* [Source data]
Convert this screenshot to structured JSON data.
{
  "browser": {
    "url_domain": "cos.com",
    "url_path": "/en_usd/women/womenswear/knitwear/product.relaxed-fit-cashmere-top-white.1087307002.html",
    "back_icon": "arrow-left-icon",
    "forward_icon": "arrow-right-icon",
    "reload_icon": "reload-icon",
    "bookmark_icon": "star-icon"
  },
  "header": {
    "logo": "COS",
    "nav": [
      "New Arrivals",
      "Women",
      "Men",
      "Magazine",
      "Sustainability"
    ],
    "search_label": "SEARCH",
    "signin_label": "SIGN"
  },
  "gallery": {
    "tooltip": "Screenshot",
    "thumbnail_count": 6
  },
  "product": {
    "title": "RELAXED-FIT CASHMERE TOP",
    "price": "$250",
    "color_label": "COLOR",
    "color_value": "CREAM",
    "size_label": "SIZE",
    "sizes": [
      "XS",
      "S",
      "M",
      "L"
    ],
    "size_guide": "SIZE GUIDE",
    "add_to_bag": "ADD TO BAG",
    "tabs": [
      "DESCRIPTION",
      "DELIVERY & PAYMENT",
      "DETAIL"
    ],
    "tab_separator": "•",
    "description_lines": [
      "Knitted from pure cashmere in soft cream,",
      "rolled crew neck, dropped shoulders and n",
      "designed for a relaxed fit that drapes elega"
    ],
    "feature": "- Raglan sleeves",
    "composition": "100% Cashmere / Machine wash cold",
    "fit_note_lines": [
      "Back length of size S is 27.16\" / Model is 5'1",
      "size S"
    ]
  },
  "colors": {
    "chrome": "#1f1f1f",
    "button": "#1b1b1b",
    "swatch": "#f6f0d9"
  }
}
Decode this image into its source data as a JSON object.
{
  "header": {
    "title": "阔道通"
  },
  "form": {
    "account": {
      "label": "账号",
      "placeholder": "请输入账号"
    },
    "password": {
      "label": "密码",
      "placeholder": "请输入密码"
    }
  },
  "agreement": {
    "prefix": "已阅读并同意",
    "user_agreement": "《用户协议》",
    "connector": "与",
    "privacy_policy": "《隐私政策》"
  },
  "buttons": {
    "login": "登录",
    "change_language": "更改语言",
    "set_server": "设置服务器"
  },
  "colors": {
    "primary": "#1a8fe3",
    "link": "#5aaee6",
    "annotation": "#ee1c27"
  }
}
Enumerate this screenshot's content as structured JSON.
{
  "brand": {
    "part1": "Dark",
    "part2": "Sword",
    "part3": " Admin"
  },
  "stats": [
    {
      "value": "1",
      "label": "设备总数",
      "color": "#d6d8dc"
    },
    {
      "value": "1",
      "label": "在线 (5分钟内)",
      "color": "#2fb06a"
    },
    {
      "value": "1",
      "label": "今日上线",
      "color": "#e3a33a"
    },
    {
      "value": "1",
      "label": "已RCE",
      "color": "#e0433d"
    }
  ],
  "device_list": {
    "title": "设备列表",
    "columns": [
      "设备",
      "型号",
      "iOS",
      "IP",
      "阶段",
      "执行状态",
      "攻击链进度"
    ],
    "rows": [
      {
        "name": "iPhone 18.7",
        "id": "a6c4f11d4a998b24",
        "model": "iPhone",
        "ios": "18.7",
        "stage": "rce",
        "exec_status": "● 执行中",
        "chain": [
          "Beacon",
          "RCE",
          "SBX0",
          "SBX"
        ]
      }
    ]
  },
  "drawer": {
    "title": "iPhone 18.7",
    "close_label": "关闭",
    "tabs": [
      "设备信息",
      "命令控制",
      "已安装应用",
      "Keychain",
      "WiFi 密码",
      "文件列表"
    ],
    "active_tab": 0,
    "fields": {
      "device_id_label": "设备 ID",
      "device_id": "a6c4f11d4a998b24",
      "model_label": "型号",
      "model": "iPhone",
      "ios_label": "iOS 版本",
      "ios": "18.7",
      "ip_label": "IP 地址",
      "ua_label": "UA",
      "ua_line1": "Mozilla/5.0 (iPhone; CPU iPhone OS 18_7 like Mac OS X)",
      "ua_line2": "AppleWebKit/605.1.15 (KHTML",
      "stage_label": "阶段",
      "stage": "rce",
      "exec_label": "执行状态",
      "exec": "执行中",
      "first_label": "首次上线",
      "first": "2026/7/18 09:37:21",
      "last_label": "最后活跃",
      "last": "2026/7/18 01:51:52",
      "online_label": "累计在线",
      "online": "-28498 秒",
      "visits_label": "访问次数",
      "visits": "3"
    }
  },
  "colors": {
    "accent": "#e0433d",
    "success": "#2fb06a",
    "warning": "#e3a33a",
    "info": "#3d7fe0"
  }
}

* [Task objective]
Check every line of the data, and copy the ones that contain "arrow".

* [Exercise response]
    "back_icon": "arrow-left-icon",
    "forward_icon": "arrow-right-icon",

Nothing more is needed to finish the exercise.